Susie Steiner, author of the major new crime novel, Missing, Presumed, provides some valuable insight into the creation of her captivating central character Manon Bradshaw.
My aim in writing Missing, Presumed was to write the book I most wanted to read – a book with all the focus on character and relationships of a literary novel, but propelled forward with the page-turning motor of a thriller. (Two of my pet hates: literary novels where nothing at all happens, or things happen very sloowwwwwwwwly; and conversely hard-boiled thrillers hip-deep in blood and sadism: I am too squeamish.)
Missing, Presumed tells the story of a high profile missing person investigation. The victim, Edith Hind, is a beautiful Cambridge postgrad from a well-connected family, and one of the themes of the novel is the appearance of perfection – with the rather more nuanced reality being revealed during the course of the investigation.
Counterbalancing Edith’s glossy surface-brilliance is the detective heading up the case: Manon Bradshaw is single, 39, and having a miserable time internet dating.
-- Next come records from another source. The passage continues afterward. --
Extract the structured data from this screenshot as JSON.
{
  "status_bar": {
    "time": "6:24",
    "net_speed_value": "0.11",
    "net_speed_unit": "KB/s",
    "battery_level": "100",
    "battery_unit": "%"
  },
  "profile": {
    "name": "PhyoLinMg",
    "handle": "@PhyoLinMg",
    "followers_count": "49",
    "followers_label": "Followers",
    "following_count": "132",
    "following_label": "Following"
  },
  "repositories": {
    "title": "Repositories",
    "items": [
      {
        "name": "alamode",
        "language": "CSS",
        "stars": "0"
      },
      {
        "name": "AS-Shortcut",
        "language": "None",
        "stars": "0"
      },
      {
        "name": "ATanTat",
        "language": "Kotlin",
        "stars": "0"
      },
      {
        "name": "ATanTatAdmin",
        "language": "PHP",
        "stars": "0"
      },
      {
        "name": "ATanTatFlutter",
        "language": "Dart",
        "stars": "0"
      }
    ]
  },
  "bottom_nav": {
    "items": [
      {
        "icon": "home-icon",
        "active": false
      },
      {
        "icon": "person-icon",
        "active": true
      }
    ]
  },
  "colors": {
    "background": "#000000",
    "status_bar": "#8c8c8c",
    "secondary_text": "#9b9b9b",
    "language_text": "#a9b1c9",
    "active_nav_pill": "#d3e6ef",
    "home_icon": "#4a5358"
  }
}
Her life is back to back shifts at Cambridgeshire’s major crime unit and crying in the second floor toilets.
My first assumption when I contacted Cambridgeshire police to research the novel was that they would never help me. They probably wouldn’t even reply. Yet six women detectives in CID got in touch, all enthusiastic about working on the manuscript. My second assumption was that none of them would have Manon’s background.
I chose a detective at random and began to email her my questions. I told her my detective, unlikely though it might sound, had studied at Cambridge. ‘Oh no,’ she said, ‘I went to Cambridge, so did my DI.’
She helped enormously in the first year, but her expertise didn’t cover major crime. I needed access to the murder squad, so I emailed the chief superintendant there (who incidentally, went to Cambridge), again thinking I wouldn’t get a look in, and he said, ‘When can you come in?’
During my time with the murder squad – which, before you get excited, is a room full of desktop computers and some white boards – I interviewed people who did every job on the team. And during the course of those interviews I met the detective who was to help me most. DS Graham McMillan, or Macca as he’s known.
Macca is very passionate about his job – excited by the puzzle of police work. Yet, while lots of police officers cleave to procedure in a literal way (‘No, that wouldn’t happen, that is not how we do things’), Maca can get into the imaginative mindset of creating a fictional investigation. So, he would say, ‘No, that wouldn’t happen, but maybe if he’d left his phone on in the car, then the signal would lead them to believe…’
Maca is a lover of crime fiction.
He is now helping me with a second Manon Bradshaw novel.
Susie Steiner began her writing career as a news reporter first on local papers, then on the Evening Standard, the Daily Telegraph and The Times. In 2001 she joined the Guardian, where she worked as a commissioning editor for 11 years. Her first novel, Homecoming – described as ‘truly exceptional’ by the Observer – was published by Faber & Faber in 2013. She lives in London with her husband and two children.